▶ Your instructions: Would you write out each line of the material below exactly, skipping every picture?

[[ Given records, beginning ]]

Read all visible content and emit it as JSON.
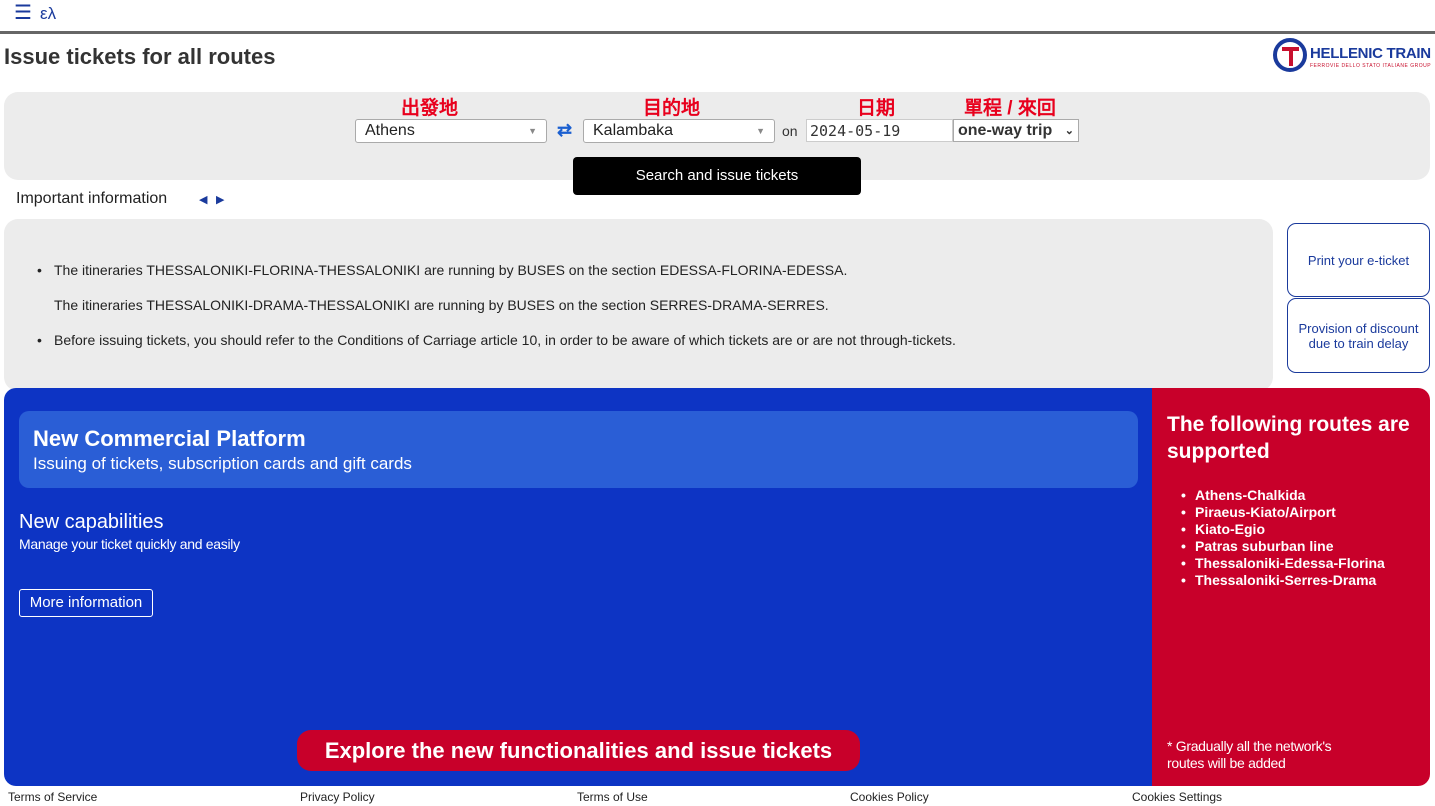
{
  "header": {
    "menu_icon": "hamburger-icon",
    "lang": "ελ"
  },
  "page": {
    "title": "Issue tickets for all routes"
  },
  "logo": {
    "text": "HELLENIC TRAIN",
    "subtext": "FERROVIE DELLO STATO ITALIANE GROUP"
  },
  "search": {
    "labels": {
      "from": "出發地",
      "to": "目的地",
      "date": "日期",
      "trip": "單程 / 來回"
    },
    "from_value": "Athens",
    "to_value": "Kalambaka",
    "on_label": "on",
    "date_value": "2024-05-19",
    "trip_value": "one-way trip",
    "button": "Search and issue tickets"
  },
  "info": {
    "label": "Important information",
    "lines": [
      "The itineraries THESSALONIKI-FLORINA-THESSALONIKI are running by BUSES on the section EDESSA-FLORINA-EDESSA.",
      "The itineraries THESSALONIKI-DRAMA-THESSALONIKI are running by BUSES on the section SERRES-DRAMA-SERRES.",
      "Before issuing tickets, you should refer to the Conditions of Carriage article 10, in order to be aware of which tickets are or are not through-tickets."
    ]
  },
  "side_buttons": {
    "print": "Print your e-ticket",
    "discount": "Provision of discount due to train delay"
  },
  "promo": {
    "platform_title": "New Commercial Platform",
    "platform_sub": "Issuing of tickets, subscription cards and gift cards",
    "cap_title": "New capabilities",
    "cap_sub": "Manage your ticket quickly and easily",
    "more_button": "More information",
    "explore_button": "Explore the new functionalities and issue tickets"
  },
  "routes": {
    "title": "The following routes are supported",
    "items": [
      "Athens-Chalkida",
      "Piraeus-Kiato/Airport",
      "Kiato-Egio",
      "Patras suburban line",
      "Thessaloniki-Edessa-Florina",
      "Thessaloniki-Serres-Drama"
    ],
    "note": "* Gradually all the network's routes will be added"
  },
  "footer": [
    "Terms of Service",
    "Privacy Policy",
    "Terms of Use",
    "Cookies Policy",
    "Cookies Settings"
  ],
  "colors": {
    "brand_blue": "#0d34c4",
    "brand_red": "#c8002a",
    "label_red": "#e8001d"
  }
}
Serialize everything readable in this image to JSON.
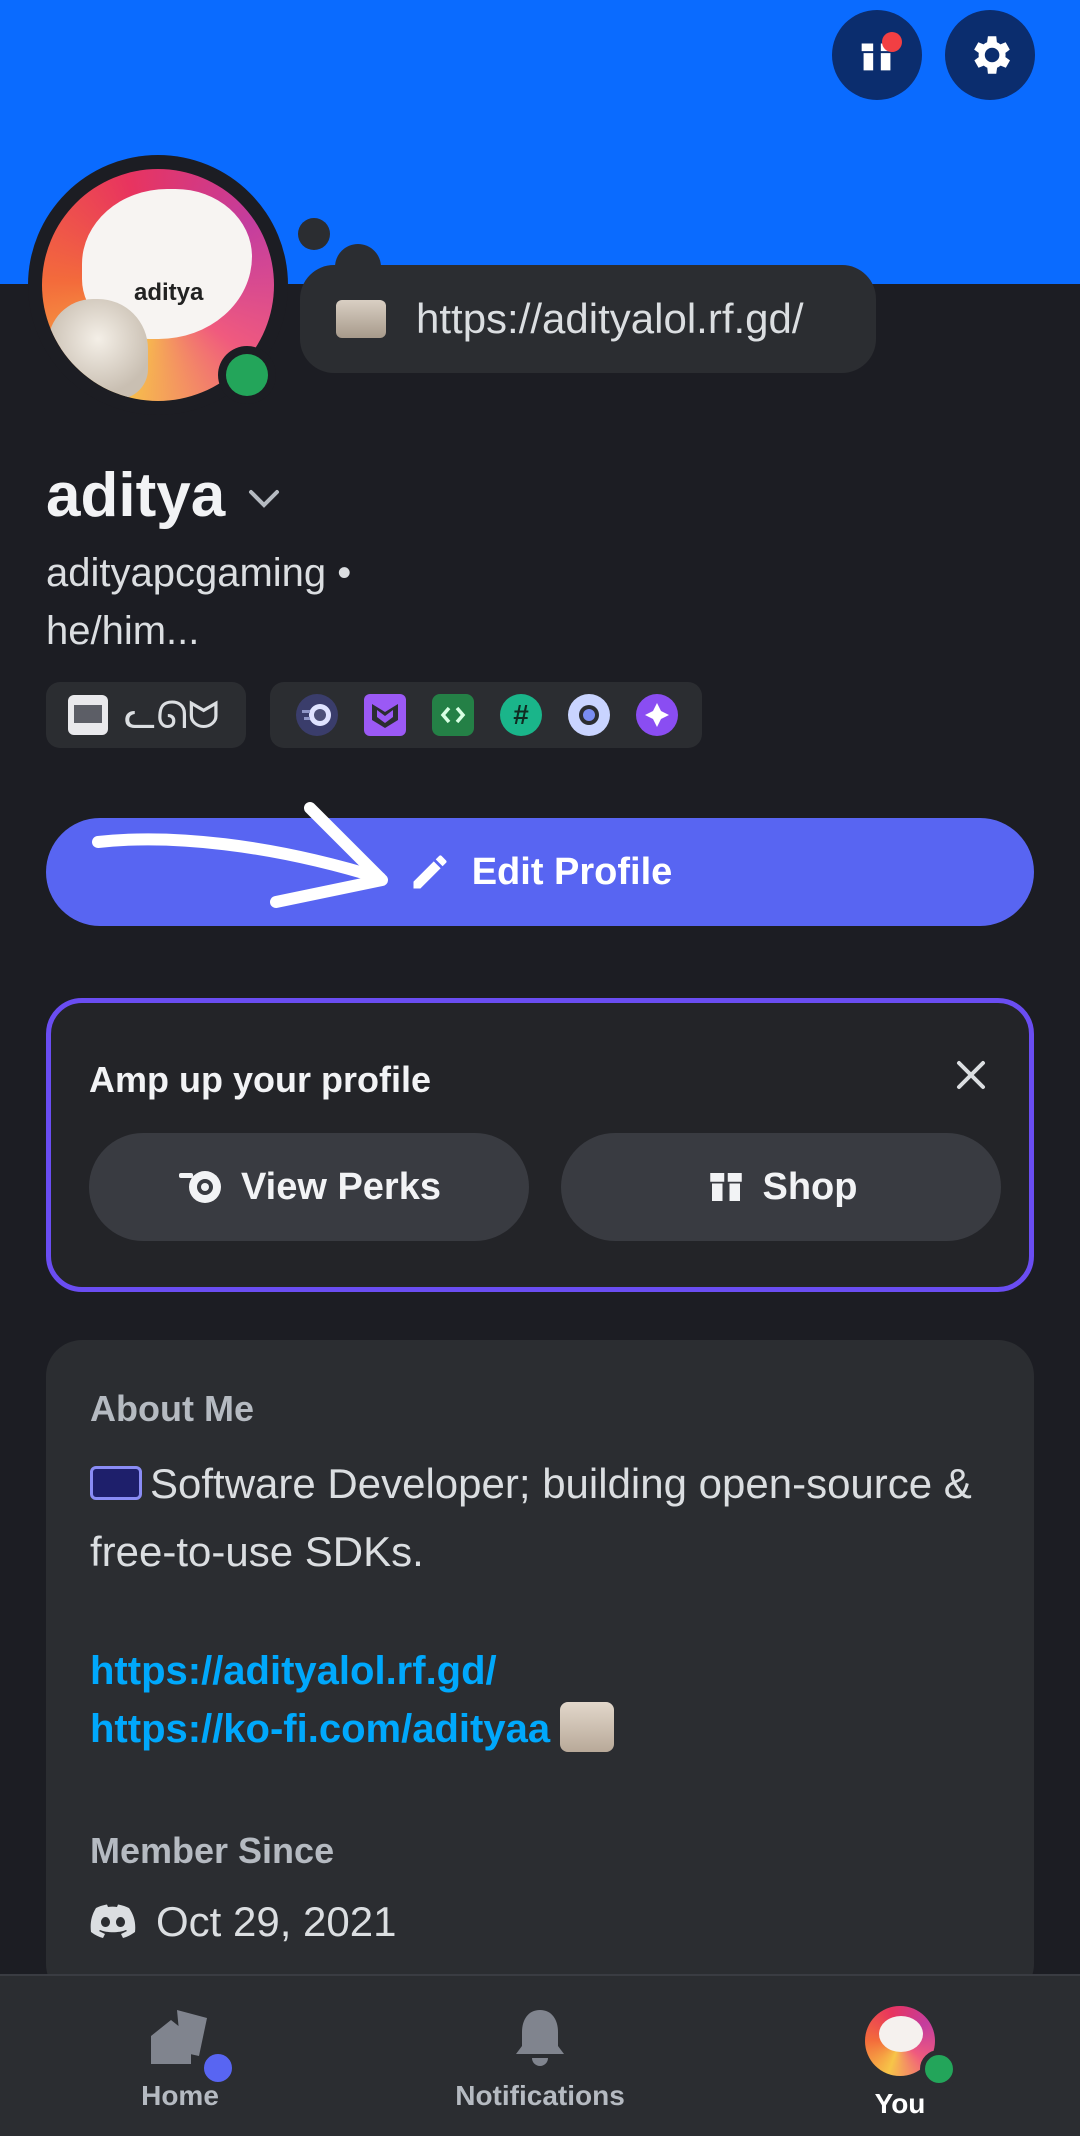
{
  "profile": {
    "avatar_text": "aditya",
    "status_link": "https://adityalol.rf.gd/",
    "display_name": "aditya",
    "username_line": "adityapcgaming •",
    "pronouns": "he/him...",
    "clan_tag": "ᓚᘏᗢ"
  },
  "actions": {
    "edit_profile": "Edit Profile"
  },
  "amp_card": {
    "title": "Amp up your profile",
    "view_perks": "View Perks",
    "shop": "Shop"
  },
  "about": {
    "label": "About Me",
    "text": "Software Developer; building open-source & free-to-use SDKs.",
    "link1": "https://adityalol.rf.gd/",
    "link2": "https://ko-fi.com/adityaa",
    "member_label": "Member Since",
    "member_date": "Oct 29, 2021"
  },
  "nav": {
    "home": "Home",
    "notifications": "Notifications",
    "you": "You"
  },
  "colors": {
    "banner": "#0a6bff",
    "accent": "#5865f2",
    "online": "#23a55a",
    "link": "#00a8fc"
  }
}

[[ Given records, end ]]

▶ Response for this exercise:
Read all visible content and emit it as JSON.
{
  "header": {
    "menu_icon": "hamburger-icon",
    "lang": "ελ"
  },
  "page": {
    "title": "Issue tickets for all routes"
  },
  "logo": {
    "text": "HELLENIC TRAIN",
    "subtext": "FERROVIE DELLO STATO ITALIANE GROUP"
  },
  "search": {
    "labels": {
      "from": "出發地",
      "to": "目的地",
      "date": "日期",
      "trip": "單程 / 來回"
    },
    "from_value": "Athens",
    "to_value": "Kalambaka",
    "on_label": "on",
    "date_value": "2024-05-19",
    "trip_value": "one-way trip",
    "button": "Search and issue tickets"
  },
  "info": {
    "label": "Important information",
    "lines": [
      "The itineraries THESSALONIKI-FLORINA-THESSALONIKI are running by BUSES on the section EDESSA-FLORINA-EDESSA.",
      "The itineraries THESSALONIKI-DRAMA-THESSALONIKI are running by BUSES on the section SERRES-DRAMA-SERRES.",
      "Before issuing tickets, you should refer to the Conditions of Carriage article 10, in order to be aware of which tickets are or are not through-tickets."
    ]
  },
  "side_buttons": {
    "print": "Print your e-ticket",
    "discount": "Provision of discount due to train delay"
  },
  "promo": {
    "platform_title": "New Commercial Platform",
    "platform_sub": "Issuing of tickets, subscription cards and gift cards",
    "cap_title": "New capabilities",
    "cap_sub": "Manage your ticket quickly and easily",
    "more_button": "More information",
    "explore_button": "Explore the new functionalities and issue tickets"
  },
  "routes": {
    "title": "The following routes are supported",
    "items": [
      "Athens-Chalkida",
      "Piraeus-Kiato/Airport",
      "Kiato-Egio",
      "Patras suburban line",
      "Thessaloniki-Edessa-Florina",
      "Thessaloniki-Serres-Drama"
    ],
    "note": "* Gradually all the network's routes will be added"
  },
  "footer": [
    "Terms of Service",
    "Privacy Policy",
    "Terms of Use",
    "Cookies Policy",
    "Cookies Settings"
  ],
  "colors": {
    "brand_blue": "#0d34c4",
    "brand_red": "#c8002a",
    "label_red": "#e8001d"
  }
}
Serialize everything readable in this image to JSON.
{
  "profile": {
    "avatar_text": "aditya",
    "status_link": "https://adityalol.rf.gd/",
    "display_name": "aditya",
    "username_line": "adityapcgaming •",
    "pronouns": "he/him...",
    "clan_tag": "ᓚᘏᗢ"
  },
  "actions": {
    "edit_profile": "Edit Profile"
  },
  "amp_card": {
    "title": "Amp up your profile",
    "view_perks": "View Perks",
    "shop": "Shop"
  },
  "about": {
    "label": "About Me",
    "text": "Software Developer; building open-source & free-to-use SDKs.",
    "link1": "https://adityalol.rf.gd/",
    "link2": "https://ko-fi.com/adityaa",
    "member_label": "Member Since",
    "member_date": "Oct 29, 2021"
  },
  "nav": {
    "home": "Home",
    "notifications": "Notifications",
    "you": "You"
  },
  "colors": {
    "banner": "#0a6bff",
    "accent": "#5865f2",
    "online": "#23a55a",
    "link": "#00a8fc"
  }
}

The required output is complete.